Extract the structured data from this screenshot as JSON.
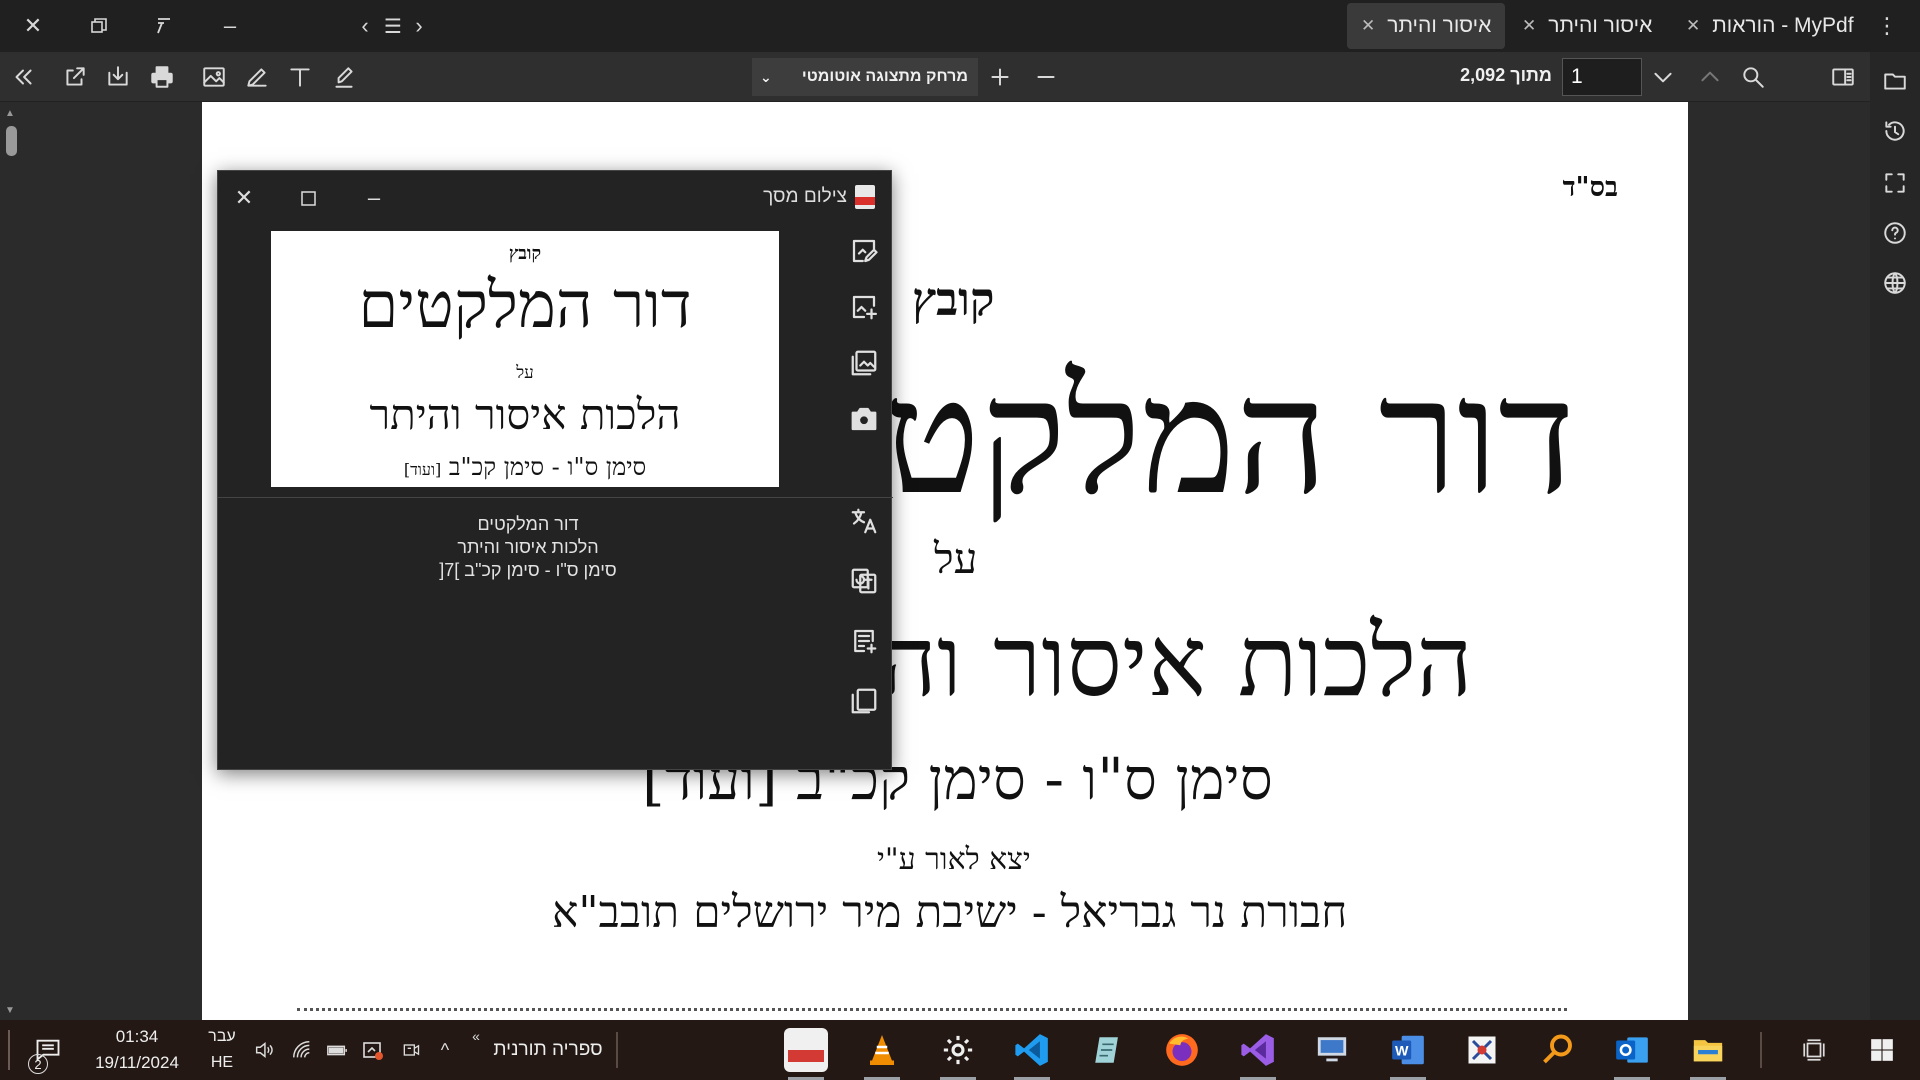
{
  "window": {
    "tabs": [
      {
        "label": "הוראות - MyPdf",
        "active": false
      },
      {
        "label": "איסור והיתר",
        "active": false
      },
      {
        "label": "איסור והיתר",
        "active": true
      }
    ],
    "left_controls": [
      "close-icon",
      "restore-icon",
      "pin-icon",
      "minimize-icon",
      "chevron-left-icon",
      "menu-icon",
      "chevron-right-icon"
    ],
    "menu_icon": "kebab-icon"
  },
  "toolbar": {
    "zoom_label": "מרחק מתצוגה אוטומטי",
    "page_value": "1",
    "page_count": "מתוך 2,092",
    "tools": [
      "double-chevron-left-icon",
      "export-icon",
      "import-icon",
      "print-icon",
      "image-icon",
      "pen-icon",
      "text-icon",
      "highlighter-icon"
    ]
  },
  "sidebar": {
    "icons": [
      "folder-icon",
      "history-icon",
      "fullscreen-icon",
      "help-icon",
      "globe-icon"
    ]
  },
  "document": {
    "header_mark": "בס\"ד",
    "kovetz": "קובץ",
    "title": "דור המלקטים",
    "al": "על",
    "subtitle": "הלכות איסור והיתר",
    "range": "סימן ס\"ו - סימן קכ\"ב [ועוד]",
    "published": "יצא לאור ע\"י",
    "publisher": "חבורת נר גבריאל - ישיבת מיר ירושלים תובב\"א"
  },
  "snip": {
    "title": "צילום מסך",
    "image": {
      "kovetz": "קובץ",
      "title": "דור המלקטים",
      "al": "על",
      "subtitle": "הלכות איסור והיתר",
      "range": "סימן ס\"ו - סימן קכ\"ב",
      "extra": "[ועוד]"
    },
    "ocr_lines": [
      "דור המלקטים",
      "הלכות איסור והיתר",
      "סימן ס\"ו - סימן קכ\"ב ]7["
    ],
    "tools": [
      "edit-image-icon",
      "add-image-icon",
      "gallery-icon",
      "camera-icon",
      "translate-icon",
      "google-translate-icon",
      "add-note-icon",
      "copy-icon"
    ]
  },
  "taskbar": {
    "notif_count": "2",
    "time": "01:34",
    "date": "19/11/2024",
    "lang_top": "עבר",
    "lang_bottom": "HE",
    "toolbar_label": "ספריה תורנית",
    "apps": [
      "pdf-app-icon",
      "vlc-icon",
      "settings-icon",
      "vscode-icon",
      "notepad-icon",
      "firefox-icon",
      "visual-studio-icon",
      "remote-desktop-icon",
      "word-icon",
      "tool-icon",
      "search-app-icon",
      "outlook-icon",
      "file-explorer-icon"
    ]
  }
}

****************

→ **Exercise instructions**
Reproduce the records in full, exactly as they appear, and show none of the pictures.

→ **Result for this exercise**
Extract the structured data from this screenshot as JSON.
{
  "window": {
    "tabs": [
      {
        "label": "הוראות - MyPdf",
        "active": false
      },
      {
        "label": "איסור והיתר",
        "active": false
      },
      {
        "label": "איסור והיתר",
        "active": true
      }
    ],
    "left_controls": [
      "close-icon",
      "restore-icon",
      "pin-icon",
      "minimize-icon",
      "chevron-left-icon",
      "menu-icon",
      "chevron-right-icon"
    ],
    "menu_icon": "kebab-icon"
  },
  "toolbar": {
    "zoom_label": "מרחק מתצוגה אוטומטי",
    "page_value": "1",
    "page_count": "מתוך 2,092",
    "tools": [
      "double-chevron-left-icon",
      "export-icon",
      "import-icon",
      "print-icon",
      "image-icon",
      "pen-icon",
      "text-icon",
      "highlighter-icon"
    ]
  },
  "sidebar": {
    "icons": [
      "folder-icon",
      "history-icon",
      "fullscreen-icon",
      "help-icon",
      "globe-icon"
    ]
  },
  "document": {
    "header_mark": "בס\"ד",
    "kovetz": "קובץ",
    "title": "דור המלקטים",
    "al": "על",
    "subtitle": "הלכות איסור והיתר",
    "range": "סימן ס\"ו - סימן קכ\"ב [ועוד]",
    "published": "יצא לאור ע\"י",
    "publisher": "חבורת נר גבריאל - ישיבת מיר ירושלים תובב\"א"
  },
  "snip": {
    "title": "צילום מסך",
    "image": {
      "kovetz": "קובץ",
      "title": "דור המלקטים",
      "al": "על",
      "subtitle": "הלכות איסור והיתר",
      "range": "סימן ס\"ו - סימן קכ\"ב",
      "extra": "[ועוד]"
    },
    "ocr_lines": [
      "דור המלקטים",
      "הלכות איסור והיתר",
      "סימן ס\"ו - סימן קכ\"ב ]7["
    ],
    "tools": [
      "edit-image-icon",
      "add-image-icon",
      "gallery-icon",
      "camera-icon",
      "translate-icon",
      "google-translate-icon",
      "add-note-icon",
      "copy-icon"
    ]
  },
  "taskbar": {
    "notif_count": "2",
    "time": "01:34",
    "date": "19/11/2024",
    "lang_top": "עבר",
    "lang_bottom": "HE",
    "toolbar_label": "ספריה תורנית",
    "apps": [
      "pdf-app-icon",
      "vlc-icon",
      "settings-icon",
      "vscode-icon",
      "notepad-icon",
      "firefox-icon",
      "visual-studio-icon",
      "remote-desktop-icon",
      "word-icon",
      "tool-icon",
      "search-app-icon",
      "outlook-icon",
      "file-explorer-icon"
    ]
  }
}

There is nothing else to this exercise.